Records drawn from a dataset
- Opening Delimiter -

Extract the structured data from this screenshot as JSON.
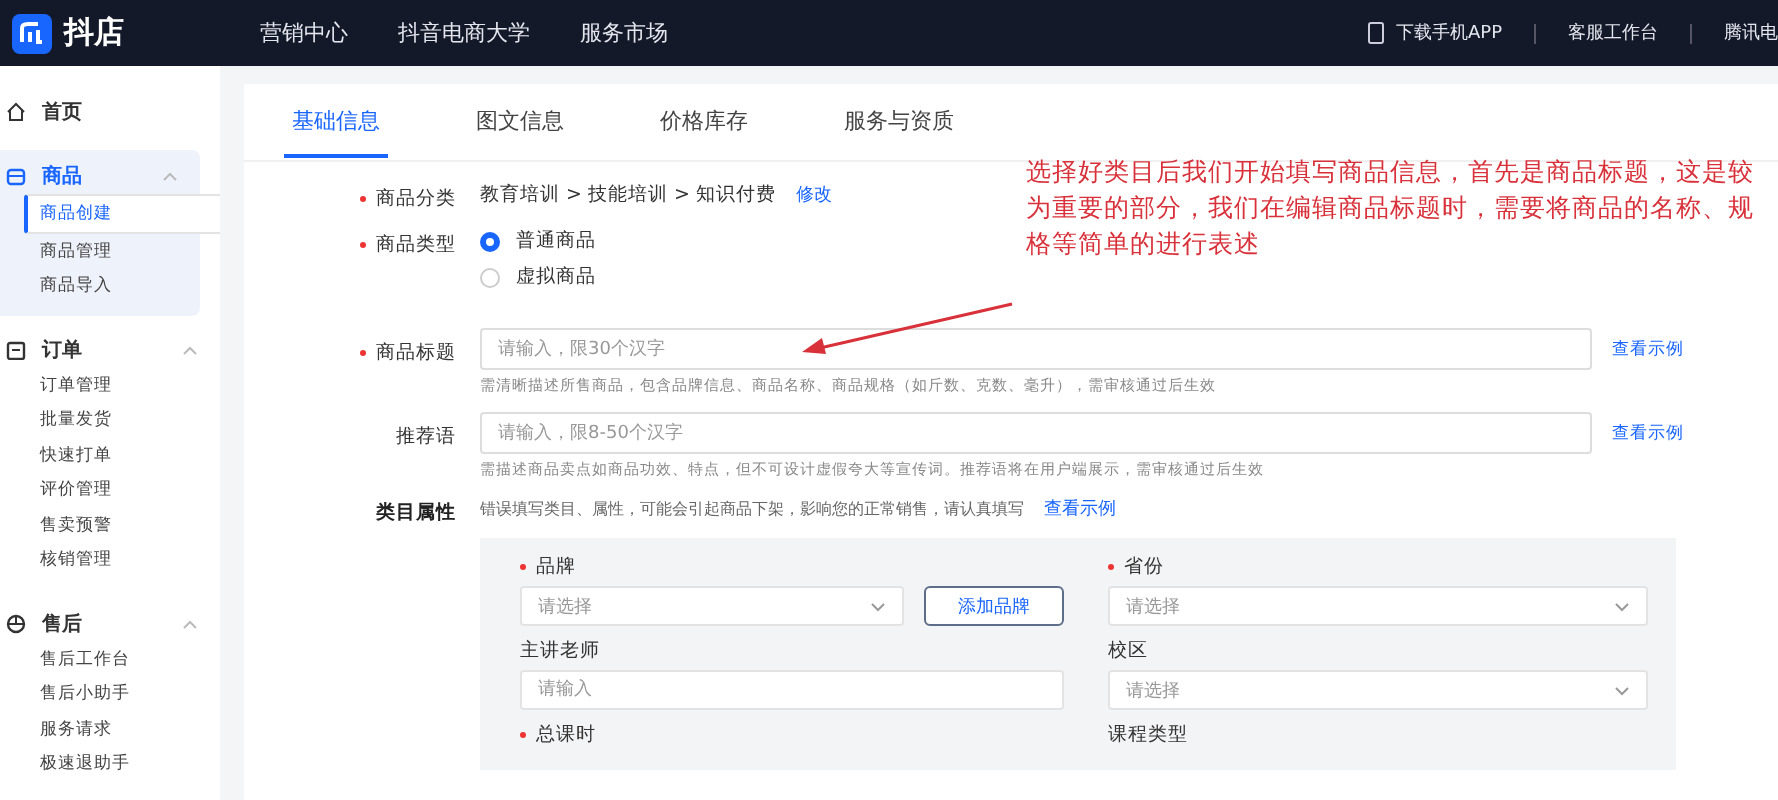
{
  "top_bar": {
    "logo_text": "抖店",
    "nav": [
      {
        "label": "营销中心"
      },
      {
        "label": "抖音电商大学"
      },
      {
        "label": "服务市场"
      }
    ],
    "right": [
      {
        "label": "下载手机APP",
        "kind": "phone"
      },
      {
        "label": "客服工作台",
        "kind": "plain"
      },
      {
        "label": "腾讯电",
        "kind": "plain"
      }
    ]
  },
  "sidebar": {
    "groups": [
      {
        "label": "首页"
      },
      {
        "label": "商品",
        "expanded": true,
        "children": [
          {
            "label": "商品创建",
            "selected": true
          },
          {
            "label": "商品管理",
            "selected": false
          },
          {
            "label": "商品导入",
            "selected": false
          }
        ]
      },
      {
        "label": "订单",
        "expanded": true,
        "children": [
          {
            "label": "订单管理",
            "selected": false
          },
          {
            "label": "批量发货",
            "selected": false
          },
          {
            "label": "快速打单",
            "selected": false
          },
          {
            "label": "评价管理",
            "selected": false
          },
          {
            "label": "售卖预警",
            "selected": false
          },
          {
            "label": "核销管理",
            "selected": false
          }
        ]
      },
      {
        "label": "售后",
        "expanded": true,
        "children": [
          {
            "label": "售后工作台",
            "selected": false
          },
          {
            "label": "售后小助手",
            "selected": false
          },
          {
            "label": "服务请求",
            "selected": false
          },
          {
            "label": "极速退助手",
            "selected": false
          }
        ]
      }
    ]
  },
  "tabs": [
    {
      "label": "基础信息",
      "selected": true
    },
    {
      "label": "图文信息",
      "selected": false
    },
    {
      "label": "价格库存",
      "selected": false
    },
    {
      "label": "服务与资质",
      "selected": false
    }
  ],
  "form": [
    {
      "kind": "category",
      "label": "商品分类",
      "required": true,
      "value": "教育培训 > 技能培训 > 知识付费",
      "link": "修改"
    },
    {
      "kind": "radio",
      "label": "商品类型",
      "required": true,
      "options": [
        {
          "label": "普通商品",
          "selected": true
        },
        {
          "label": "虚拟商品",
          "selected": false
        }
      ]
    },
    {
      "kind": "input",
      "label": "商品标题",
      "required": true,
      "placeholder": "请输入，限30个汉字",
      "link": "查看示例",
      "help": "需清晰描述所售商品，包含品牌信息、商品名称、商品规格（如斤数、克数、毫升），需审核通过后生效"
    },
    {
      "kind": "input",
      "label": "推荐语",
      "required": false,
      "placeholder": "请输入，限8-50个汉字",
      "link": "查看示例",
      "help": "需描述商品卖点如商品功效、特点，但不可设计虚假夸大等宣传词。推荐语将在用户端展示，需审核通过后生效"
    },
    {
      "kind": "attributes",
      "label": "类目属性",
      "required": false,
      "note": "错误填写类目、属性，可能会引起商品下架，影响您的正常销售，请认真填写",
      "link": "查看示例"
    }
  ],
  "attributes": [
    {
      "kind": "select",
      "label": "品牌",
      "required": true,
      "placeholder": "请选择",
      "button": "添加品牌"
    },
    {
      "kind": "select",
      "label": "省份",
      "required": true,
      "placeholder": "请选择"
    },
    {
      "kind": "input",
      "label": "主讲老师",
      "required": false,
      "placeholder": "请输入"
    },
    {
      "kind": "select",
      "label": "校区",
      "required": false,
      "placeholder": "请选择"
    },
    {
      "kind": "label",
      "label": "总课时",
      "required": true
    },
    {
      "kind": "label",
      "label": "课程类型",
      "required": false
    }
  ],
  "annotation": {
    "text": "选择好类目后我们开始填写商品信息，首先是商品标题，这是较为重要的部分，我们在编辑商品标题时，需要将商品的名称、规格等简单的进行表述"
  }
}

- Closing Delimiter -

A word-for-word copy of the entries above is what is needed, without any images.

### Exercise output
Extract the structured data from this screenshot as JSON.
{
  "top_bar": {
    "logo_text": "抖店",
    "nav": [
      {
        "label": "营销中心"
      },
      {
        "label": "抖音电商大学"
      },
      {
        "label": "服务市场"
      }
    ],
    "right": [
      {
        "label": "下载手机APP",
        "kind": "phone"
      },
      {
        "label": "客服工作台",
        "kind": "plain"
      },
      {
        "label": "腾讯电",
        "kind": "plain"
      }
    ]
  },
  "sidebar": {
    "groups": [
      {
        "label": "首页"
      },
      {
        "label": "商品",
        "expanded": true,
        "children": [
          {
            "label": "商品创建",
            "selected": true
          },
          {
            "label": "商品管理",
            "selected": false
          },
          {
            "label": "商品导入",
            "selected": false
          }
        ]
      },
      {
        "label": "订单",
        "expanded": true,
        "children": [
          {
            "label": "订单管理",
            "selected": false
          },
          {
            "label": "批量发货",
            "selected": false
          },
          {
            "label": "快速打单",
            "selected": false
          },
          {
            "label": "评价管理",
            "selected": false
          },
          {
            "label": "售卖预警",
            "selected": false
          },
          {
            "label": "核销管理",
            "selected": false
          }
        ]
      },
      {
        "label": "售后",
        "expanded": true,
        "children": [
          {
            "label": "售后工作台",
            "selected": false
          },
          {
            "label": "售后小助手",
            "selected": false
          },
          {
            "label": "服务请求",
            "selected": false
          },
          {
            "label": "极速退助手",
            "selected": false
          }
        ]
      }
    ]
  },
  "tabs": [
    {
      "label": "基础信息",
      "selected": true
    },
    {
      "label": "图文信息",
      "selected": false
    },
    {
      "label": "价格库存",
      "selected": false
    },
    {
      "label": "服务与资质",
      "selected": false
    }
  ],
  "form": [
    {
      "kind": "category",
      "label": "商品分类",
      "required": true,
      "value": "教育培训 > 技能培训 > 知识付费",
      "link": "修改"
    },
    {
      "kind": "radio",
      "label": "商品类型",
      "required": true,
      "options": [
        {
          "label": "普通商品",
          "selected": true
        },
        {
          "label": "虚拟商品",
          "selected": false
        }
      ]
    },
    {
      "kind": "input",
      "label": "商品标题",
      "required": true,
      "placeholder": "请输入，限30个汉字",
      "link": "查看示例",
      "help": "需清晰描述所售商品，包含品牌信息、商品名称、商品规格（如斤数、克数、毫升），需审核通过后生效"
    },
    {
      "kind": "input",
      "label": "推荐语",
      "required": false,
      "placeholder": "请输入，限8-50个汉字",
      "link": "查看示例",
      "help": "需描述商品卖点如商品功效、特点，但不可设计虚假夸大等宣传词。推荐语将在用户端展示，需审核通过后生效"
    },
    {
      "kind": "attributes",
      "label": "类目属性",
      "required": false,
      "note": "错误填写类目、属性，可能会引起商品下架，影响您的正常销售，请认真填写",
      "link": "查看示例"
    }
  ],
  "attributes": [
    {
      "kind": "select",
      "label": "品牌",
      "required": true,
      "placeholder": "请选择",
      "button": "添加品牌"
    },
    {
      "kind": "select",
      "label": "省份",
      "required": true,
      "placeholder": "请选择"
    },
    {
      "kind": "input",
      "label": "主讲老师",
      "required": false,
      "placeholder": "请输入"
    },
    {
      "kind": "select",
      "label": "校区",
      "required": false,
      "placeholder": "请选择"
    },
    {
      "kind": "label",
      "label": "总课时",
      "required": true
    },
    {
      "kind": "label",
      "label": "课程类型",
      "required": false
    }
  ],
  "annotation": {
    "text": "选择好类目后我们开始填写商品信息，首先是商品标题，这是较为重要的部分，我们在编辑商品标题时，需要将商品的名称、规格等简单的进行表述"
  }
}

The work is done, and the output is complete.